While in her teens, Mary had wanted to be a missionary after reading missionary books. Herb had volunteered in college to go to China as a missionary, but was prevented because of World War II. Herb and Mary hoped to go to Korea, but the Korean War interfered. Then the OPC’s Committee on Foreign Missions called them to serve in Eritrea in 1952. Their service began with a month-long trip to Eritrea with son David. Herb, a linguist, learned the Tigrinya language well enough to preach in it after a year. He also translated a commentary on the first six chapters of John and the Shorter Catechism. Mary taught the women to sew, explained Bible verses to them, and, at times, homeschooled the children.
After 19 years on the mission field, the Birds returned to the United States in 1971. Their sons, David and Steven, both graduated from Trinity Christian College and daughter Ruth from Gwyneed Mercy College. In 1971 Herb became the editor of Great Commission Publications. In 1975, he also served as assistant general secretary for the Committee on Foreign Missions. Herb died in October 1976. At 94, Mary lives with Ruth and is an active member of Trinity OPC in Hatboro, Pennsylvania.

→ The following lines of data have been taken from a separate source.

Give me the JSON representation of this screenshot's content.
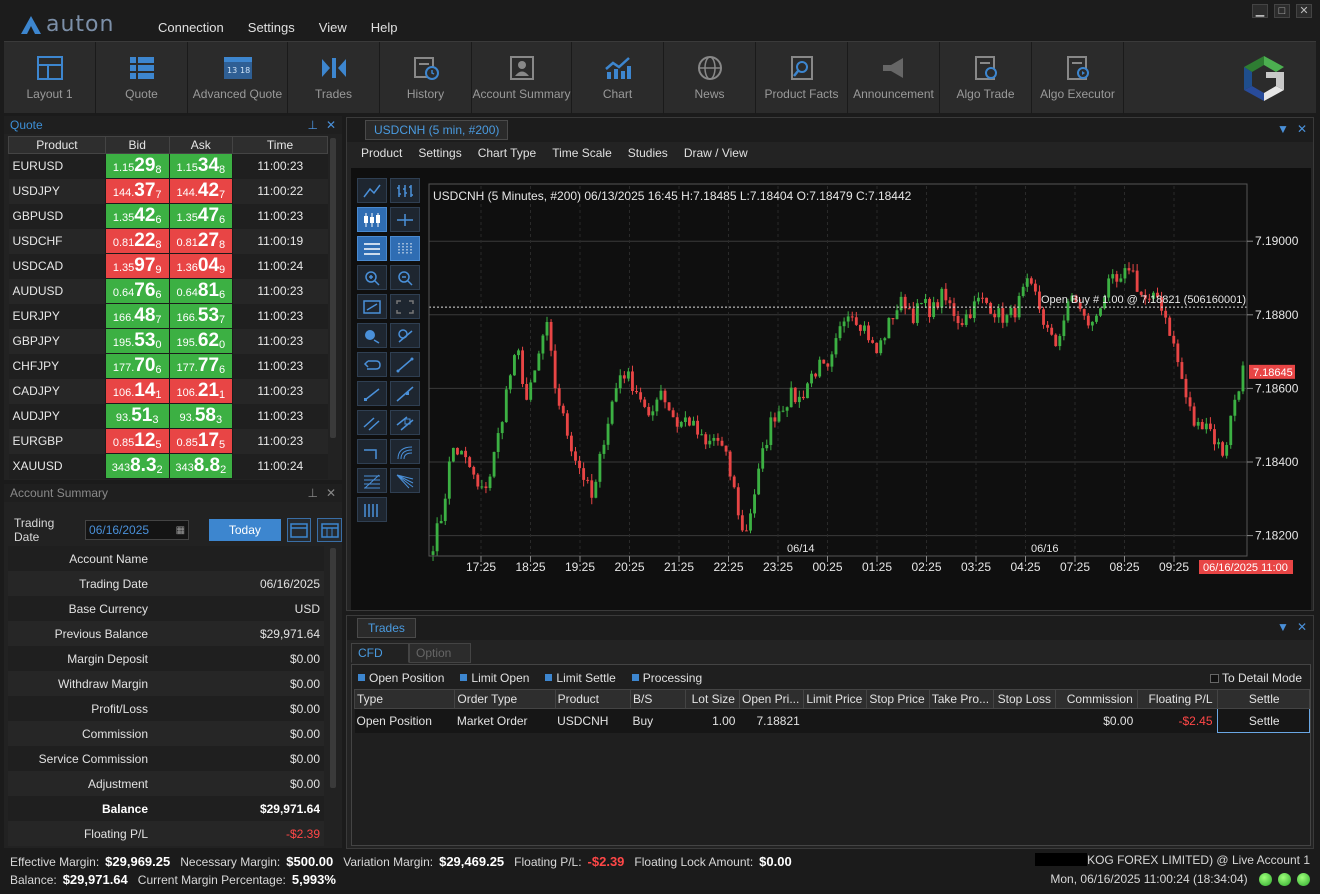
{
  "app": {
    "logo_text": "auton"
  },
  "menu": [
    "Connection",
    "Settings",
    "View",
    "Help"
  ],
  "window_controls": [
    "▁",
    "□",
    "✕"
  ],
  "toolbar": [
    {
      "label": "Layout 1",
      "icon": "layout-icon"
    },
    {
      "label": "Quote",
      "icon": "quote-list-icon"
    },
    {
      "label": "Advanced Quote",
      "icon": "advanced-quote-icon"
    },
    {
      "label": "Trades",
      "icon": "trades-icon"
    },
    {
      "label": "History",
      "icon": "history-icon"
    },
    {
      "label": "Account Summary",
      "icon": "account-summary-icon"
    },
    {
      "label": "Chart",
      "icon": "chart-icon"
    },
    {
      "label": "News",
      "icon": "news-icon"
    },
    {
      "label": "Product Facts",
      "icon": "product-facts-icon"
    },
    {
      "label": "Announcement",
      "icon": "announcement-icon"
    },
    {
      "label": "Algo Trade",
      "icon": "algo-trade-icon"
    },
    {
      "label": "Algo Executor",
      "icon": "algo-executor-icon"
    }
  ],
  "quote": {
    "title": "Quote",
    "headers": [
      "Product",
      "Bid",
      "Ask",
      "Time"
    ],
    "rows": [
      {
        "product": "EURUSD",
        "bid": [
          "1.15",
          "29",
          "8"
        ],
        "ask": [
          "1.15",
          "34",
          "8"
        ],
        "time": "11:00:23",
        "dir": "up"
      },
      {
        "product": "USDJPY",
        "bid": [
          "144.",
          "37",
          "7"
        ],
        "ask": [
          "144.",
          "42",
          "7"
        ],
        "time": "11:00:22",
        "dir": "dn"
      },
      {
        "product": "GBPUSD",
        "bid": [
          "1.35",
          "42",
          "6"
        ],
        "ask": [
          "1.35",
          "47",
          "6"
        ],
        "time": "11:00:23",
        "dir": "up"
      },
      {
        "product": "USDCHF",
        "bid": [
          "0.81",
          "22",
          "8"
        ],
        "ask": [
          "0.81",
          "27",
          "8"
        ],
        "time": "11:00:19",
        "dir": "dn"
      },
      {
        "product": "USDCAD",
        "bid": [
          "1.35",
          "97",
          "9"
        ],
        "ask": [
          "1.36",
          "04",
          "9"
        ],
        "time": "11:00:24",
        "dir": "dn"
      },
      {
        "product": "AUDUSD",
        "bid": [
          "0.64",
          "76",
          "6"
        ],
        "ask": [
          "0.64",
          "81",
          "6"
        ],
        "time": "11:00:23",
        "dir": "up"
      },
      {
        "product": "EURJPY",
        "bid": [
          "166.",
          "48",
          "7"
        ],
        "ask": [
          "166.",
          "53",
          "7"
        ],
        "time": "11:00:23",
        "dir": "up"
      },
      {
        "product": "GBPJPY",
        "bid": [
          "195.",
          "53",
          "0"
        ],
        "ask": [
          "195.",
          "62",
          "0"
        ],
        "time": "11:00:23",
        "dir": "up"
      },
      {
        "product": "CHFJPY",
        "bid": [
          "177.",
          "70",
          "6"
        ],
        "ask": [
          "177.",
          "77",
          "6"
        ],
        "time": "11:00:23",
        "dir": "up"
      },
      {
        "product": "CADJPY",
        "bid": [
          "106.",
          "14",
          "1"
        ],
        "ask": [
          "106.",
          "21",
          "1"
        ],
        "time": "11:00:23",
        "dir": "dn"
      },
      {
        "product": "AUDJPY",
        "bid": [
          "93.",
          "51",
          "3"
        ],
        "ask": [
          "93.",
          "58",
          "3"
        ],
        "time": "11:00:23",
        "dir": "up"
      },
      {
        "product": "EURGBP",
        "bid": [
          "0.85",
          "12",
          "5"
        ],
        "ask": [
          "0.85",
          "17",
          "5"
        ],
        "time": "11:00:23",
        "dir": "dn"
      },
      {
        "product": "XAUUSD",
        "bid": [
          "343",
          "8.3",
          "2"
        ],
        "ask": [
          "343",
          "8.8",
          "2"
        ],
        "time": "11:00:24",
        "dir": "up"
      }
    ]
  },
  "account": {
    "title": "Account Summary",
    "trading_date_label": "Trading Date",
    "trading_date_value": "06/16/2025",
    "today_label": "Today",
    "rows": [
      {
        "label": "Account Name",
        "value": ""
      },
      {
        "label": "Trading Date",
        "value": "06/16/2025"
      },
      {
        "label": "Base Currency",
        "value": "USD"
      },
      {
        "label": "Previous Balance",
        "value": "$29,971.64"
      },
      {
        "label": "Margin Deposit",
        "value": "$0.00"
      },
      {
        "label": "Withdraw Margin",
        "value": "$0.00"
      },
      {
        "label": "Profit/Loss",
        "value": "$0.00"
      },
      {
        "label": "Commission",
        "value": "$0.00"
      },
      {
        "label": "Service Commission",
        "value": "$0.00"
      },
      {
        "label": "Adjustment",
        "value": "$0.00"
      },
      {
        "label": "Balance",
        "value": "$29,971.64",
        "bold": true
      },
      {
        "label": "Floating P/L",
        "value": "-$2.39",
        "neg": true
      }
    ]
  },
  "chart": {
    "tab": "USDCNH (5 min, #200)",
    "menu": [
      "Product",
      "Settings",
      "Chart Type",
      "Time Scale",
      "Studies",
      "Draw / View"
    ],
    "header": "USDCNH (5 Minutes, #200)  06/13/2025 16:45 H:7.18485 L:7.18404 O:7.18479 C:7.18442",
    "open_buy_label": "Open Buy # 1.00 @ 7.18821 (506160001)",
    "current_price_label": "7.18645",
    "time_label": "06/16/2025 11:00",
    "date_markers": [
      "06/14",
      "06/16"
    ]
  },
  "chart_data": {
    "type": "candlestick",
    "ylim": [
      7.1815,
      7.1915
    ],
    "yticks": [
      "7.19000",
      "7.18800",
      "7.18600",
      "7.18400",
      "7.18200"
    ],
    "xticks": [
      "17:25",
      "18:25",
      "19:25",
      "20:25",
      "21:25",
      "22:25",
      "23:25",
      "00:25",
      "01:25",
      "02:25",
      "03:25",
      "04:25",
      "07:25",
      "08:25",
      "09:25"
    ],
    "open_buy_price": 7.18821,
    "current_price": 7.18645,
    "close_path": [
      7.1818,
      7.1826,
      7.1844,
      7.1842,
      7.1838,
      7.1831,
      7.1836,
      7.1848,
      7.1862,
      7.187,
      7.1856,
      7.1866,
      7.1878,
      7.186,
      7.185,
      7.1842,
      7.1836,
      7.1829,
      7.1845,
      7.1856,
      7.1865,
      7.1862,
      7.1858,
      7.185,
      7.1861,
      7.1855,
      7.185,
      7.1852,
      7.1848,
      7.1844,
      7.1847,
      7.1842,
      7.1832,
      7.1819,
      7.183,
      7.1842,
      7.1852,
      7.1855,
      7.1858,
      7.1857,
      7.1863,
      7.1866,
      7.1864,
      7.1874,
      7.1882,
      7.1879,
      7.1876,
      7.1869,
      7.1875,
      7.1881,
      7.1884,
      7.188,
      7.1883,
      7.1881,
      7.1885,
      7.1882,
      7.1878,
      7.1881,
      7.1884,
      7.1883,
      7.188,
      7.1879,
      7.1882,
      7.1888,
      7.1885,
      7.1877,
      7.1871,
      7.1879,
      7.1886,
      7.1879,
      7.1877,
      7.1884,
      7.1889,
      7.1888,
      7.1894,
      7.1886,
      7.1883,
      7.1885,
      7.1878,
      7.1868,
      7.1857,
      7.1849,
      7.1852,
      7.1846,
      7.1842,
      7.1856,
      7.1865
    ]
  },
  "trades": {
    "tab": "Trades",
    "subtabs": [
      "CFD",
      "Option"
    ],
    "filters": [
      "Open Position",
      "Limit Open",
      "Limit Settle",
      "Processing"
    ],
    "detail_mode": "To Detail Mode",
    "headers": [
      "Type",
      "Order Type",
      "Product",
      "B/S",
      "Lot Size",
      "Open Pri...",
      "Limit Price",
      "Stop Price",
      "Take Pro...",
      "Stop Loss",
      "Commission",
      "Floating P/L",
      "Settle"
    ],
    "rows": [
      {
        "type": "Open Position",
        "order_type": "Market Order",
        "product": "USDCNH",
        "bs": "Buy",
        "lot": "1.00",
        "open": "7.18821",
        "limit": "",
        "stop": "",
        "tp": "",
        "sl": "",
        "commission": "$0.00",
        "pl": "-$2.45",
        "settle": "Settle"
      }
    ]
  },
  "status": {
    "effective_margin_label": "Effective Margin:",
    "effective_margin": "$29,969.25",
    "necessary_margin_label": "Necessary Margin:",
    "necessary_margin": "$500.00",
    "variation_margin_label": "Variation Margin:",
    "variation_margin": "$29,469.25",
    "floating_pl_label": "Floating P/L:",
    "floating_pl": "-$2.39",
    "floating_lock_label": "Floating Lock Amount:",
    "floating_lock": "$0.00",
    "balance_label": "Balance:",
    "balance": "$29,971.64",
    "current_margin_label": "Current Margin Percentage:",
    "current_margin": "5,993%",
    "account_info": "KOG FOREX LIMITED) @ Live Account 1",
    "datetime": "Mon, 06/16/2025 11:00:24 (18:34:04)"
  },
  "colors": {
    "accent": "#3d86cf",
    "up": "#3cb043",
    "down": "#e84545"
  }
}
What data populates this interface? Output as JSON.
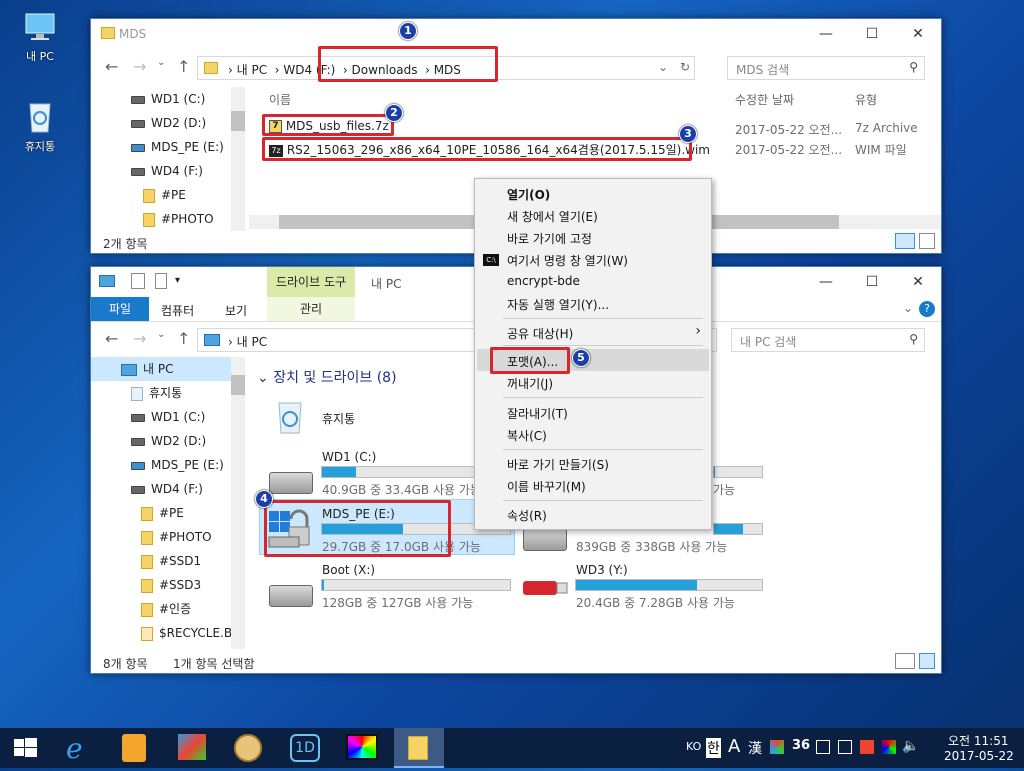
{
  "desktop": {
    "icons": [
      "내 PC",
      "휴지통"
    ]
  },
  "win1": {
    "title": "MDS",
    "breadcrumb": [
      "내 PC",
      "WD4 (F:)",
      "Downloads",
      "MDS"
    ],
    "search_placeholder": "MDS 검색",
    "tree": [
      "WD1 (C:)",
      "WD2 (D:)",
      "MDS_PE (E:)",
      "WD4 (F:)",
      "#PE",
      "#PHOTO"
    ],
    "columns": {
      "name": "이름",
      "date": "수정한 날짜",
      "type": "유형"
    },
    "files": [
      {
        "name": "MDS_usb_files.7z",
        "date": "2017-05-22 오전...",
        "type": "7z Archive"
      },
      {
        "name": "RS2_15063_296_x86_x64_10PE_10586_164_x64겸용(2017.5.15일).wim",
        "date": "2017-05-22 오전...",
        "type": "WIM 파일"
      }
    ],
    "status": "2개 항목"
  },
  "win2": {
    "title": "내 PC",
    "ribbon_context": "드라이브 도구",
    "tabs": [
      "파일",
      "컴퓨터",
      "보기",
      "관리"
    ],
    "breadcrumb": [
      "내 PC"
    ],
    "search_placeholder": "내 PC 검색",
    "tree": [
      "내 PC",
      "휴지통",
      "WD1 (C:)",
      "WD2 (D:)",
      "MDS_PE (E:)",
      "WD4 (F:)",
      "#PE",
      "#PHOTO",
      "#SSD1",
      "#SSD3",
      "#인증",
      "$RECYCLE.BI"
    ],
    "group_title": "장치 및 드라이브 (8)",
    "recycle_label": "휴지통",
    "drives": [
      {
        "name": "WD1 (C:)",
        "sub": "40.9GB 중 33.4GB 사용 가능",
        "fill": 0.18
      },
      {
        "name": "MDS_PE (E:)",
        "sub": "29.7GB 중 17.0GB 사용 가능",
        "fill": 0.43
      },
      {
        "name": "Boot (X:)",
        "sub": "128GB 중 127GB 사용 가능",
        "fill": 0.01
      },
      {
        "name": "",
        "sub": "839GB 중 338GB 사용 가능",
        "fill": 0.6
      },
      {
        "name": "WD3 (Y:)",
        "sub": "20.4GB 중 7.28GB 사용 가능",
        "fill": 0.65
      },
      {
        "name": "",
        "sub": "가능",
        "fill": 0.02
      }
    ],
    "status": [
      "8개 항목",
      "1개 항목 선택함"
    ]
  },
  "context_menu": [
    "열기(O)",
    "새 창에서 열기(E)",
    "바로 가기에 고정",
    "여기서 명령 창 열기(W)",
    "encrypt-bde",
    "자동 실행 열기(Y)...",
    "공유 대상(H)",
    "포맷(A)...",
    "꺼내기(J)",
    "잘라내기(T)",
    "복사(C)",
    "바로 가기 만들기(S)",
    "이름 바꾸기(M)",
    "속성(R)"
  ],
  "markers": [
    "1",
    "2",
    "3",
    "4",
    "5"
  ],
  "taskbar": {
    "lang": "KO",
    "ime": "한",
    "a": "A",
    "han": "漢",
    "time": "오전 11:51",
    "date": "2017-05-22"
  }
}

She has six grandchildren and four great-grandchildren.
Picture: Herb, Mary, David, Steven and Ruth Bird
- 2014 Appeared